It was opened on December 3, 1844 and was finished by January 1, 1845, as an open cut--that is, a reinforced trench open to the sky. It was built to reduce the grade of the railroad line on its way to the South Ferry at the foot of Atlantic Street (now Avenue), from which passenger could catch ferries to New York City (Manhattan Island).
Five years later a "sturdy brick arch" was placed over the cut, making it a true tunnel. As built, the tunnel was 21 feet wide, 17 feet high and 1,611 feet long.
Insofar as it carried railroad trains under a city street, it could be described as the first subway built in the world, though unlike a modern rapid transit subway, it had no stations. The ends of the tunnel were sealed in the fall of 1861.
In March 1916, the FBI suspected German terrorists were making bombs in the tunnel, and broke through.
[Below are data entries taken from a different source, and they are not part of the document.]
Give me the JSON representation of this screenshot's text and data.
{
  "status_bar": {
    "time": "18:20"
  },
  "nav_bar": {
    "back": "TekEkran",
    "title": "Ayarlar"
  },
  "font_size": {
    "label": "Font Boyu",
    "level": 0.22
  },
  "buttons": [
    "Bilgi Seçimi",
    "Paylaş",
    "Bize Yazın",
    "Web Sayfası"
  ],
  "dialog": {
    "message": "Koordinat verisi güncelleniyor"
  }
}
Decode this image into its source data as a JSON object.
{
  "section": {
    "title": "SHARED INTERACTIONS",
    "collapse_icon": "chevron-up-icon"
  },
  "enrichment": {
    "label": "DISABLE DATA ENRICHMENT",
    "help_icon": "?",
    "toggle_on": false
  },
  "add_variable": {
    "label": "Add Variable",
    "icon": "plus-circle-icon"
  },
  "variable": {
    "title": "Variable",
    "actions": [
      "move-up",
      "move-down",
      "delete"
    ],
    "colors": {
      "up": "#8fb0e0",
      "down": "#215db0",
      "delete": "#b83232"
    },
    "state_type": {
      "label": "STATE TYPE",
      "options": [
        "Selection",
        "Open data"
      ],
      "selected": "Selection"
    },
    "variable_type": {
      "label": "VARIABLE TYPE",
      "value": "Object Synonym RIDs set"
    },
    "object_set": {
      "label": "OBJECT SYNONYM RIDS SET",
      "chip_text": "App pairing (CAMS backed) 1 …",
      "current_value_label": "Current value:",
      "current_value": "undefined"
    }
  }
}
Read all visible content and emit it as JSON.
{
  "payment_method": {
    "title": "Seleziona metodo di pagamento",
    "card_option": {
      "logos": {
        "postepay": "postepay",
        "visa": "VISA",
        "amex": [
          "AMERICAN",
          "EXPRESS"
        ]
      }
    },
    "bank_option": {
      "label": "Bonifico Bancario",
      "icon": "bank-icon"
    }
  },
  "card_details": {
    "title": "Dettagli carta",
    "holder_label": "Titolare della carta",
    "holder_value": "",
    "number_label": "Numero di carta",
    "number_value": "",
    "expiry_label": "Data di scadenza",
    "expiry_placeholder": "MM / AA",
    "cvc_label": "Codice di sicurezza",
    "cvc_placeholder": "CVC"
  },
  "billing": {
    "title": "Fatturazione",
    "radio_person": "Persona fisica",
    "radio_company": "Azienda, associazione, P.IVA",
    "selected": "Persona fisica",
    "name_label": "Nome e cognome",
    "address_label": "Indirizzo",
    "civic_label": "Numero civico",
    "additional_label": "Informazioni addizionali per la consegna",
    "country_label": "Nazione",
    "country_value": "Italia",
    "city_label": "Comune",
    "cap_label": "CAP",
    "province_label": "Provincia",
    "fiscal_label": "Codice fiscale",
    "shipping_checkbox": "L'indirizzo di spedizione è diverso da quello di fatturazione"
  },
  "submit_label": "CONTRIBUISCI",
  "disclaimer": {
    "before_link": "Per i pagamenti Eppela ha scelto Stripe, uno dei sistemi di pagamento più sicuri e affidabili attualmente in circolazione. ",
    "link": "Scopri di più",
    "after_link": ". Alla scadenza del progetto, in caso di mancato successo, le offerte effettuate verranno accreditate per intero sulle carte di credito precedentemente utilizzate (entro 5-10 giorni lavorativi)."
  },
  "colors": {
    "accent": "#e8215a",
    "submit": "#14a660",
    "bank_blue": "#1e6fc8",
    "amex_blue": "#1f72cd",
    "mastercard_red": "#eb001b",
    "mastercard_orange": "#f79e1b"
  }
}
They found nothing, installed an electric light, and resealed the tunnel. In the 1920s the tunnel was reportedly used for both mushroom growing and bootleg whiskey stills. In 1936, New York City police broke into the tunnel with jackhammers to look for the body of a hoodlum supposedly buried there. In 1941 the tunnel was again inspected by the federal Works Progress Administration to determine its structural strength. A few years later, it was once again opened, this time by the FBI, in an unsuccessful search for spies. During the late 1950s it was inspected by two rail historians, George Horn and Martin Schachne.
It fell into myth, but was rediscovered by the 18-year-old Robert "Bob" Diamond in 1981, who entered from a manhole at Atlantic and Court Street. It has been listed on the National Register of Historic Places since 1989.
Walt Whitman wrote of the tunnel: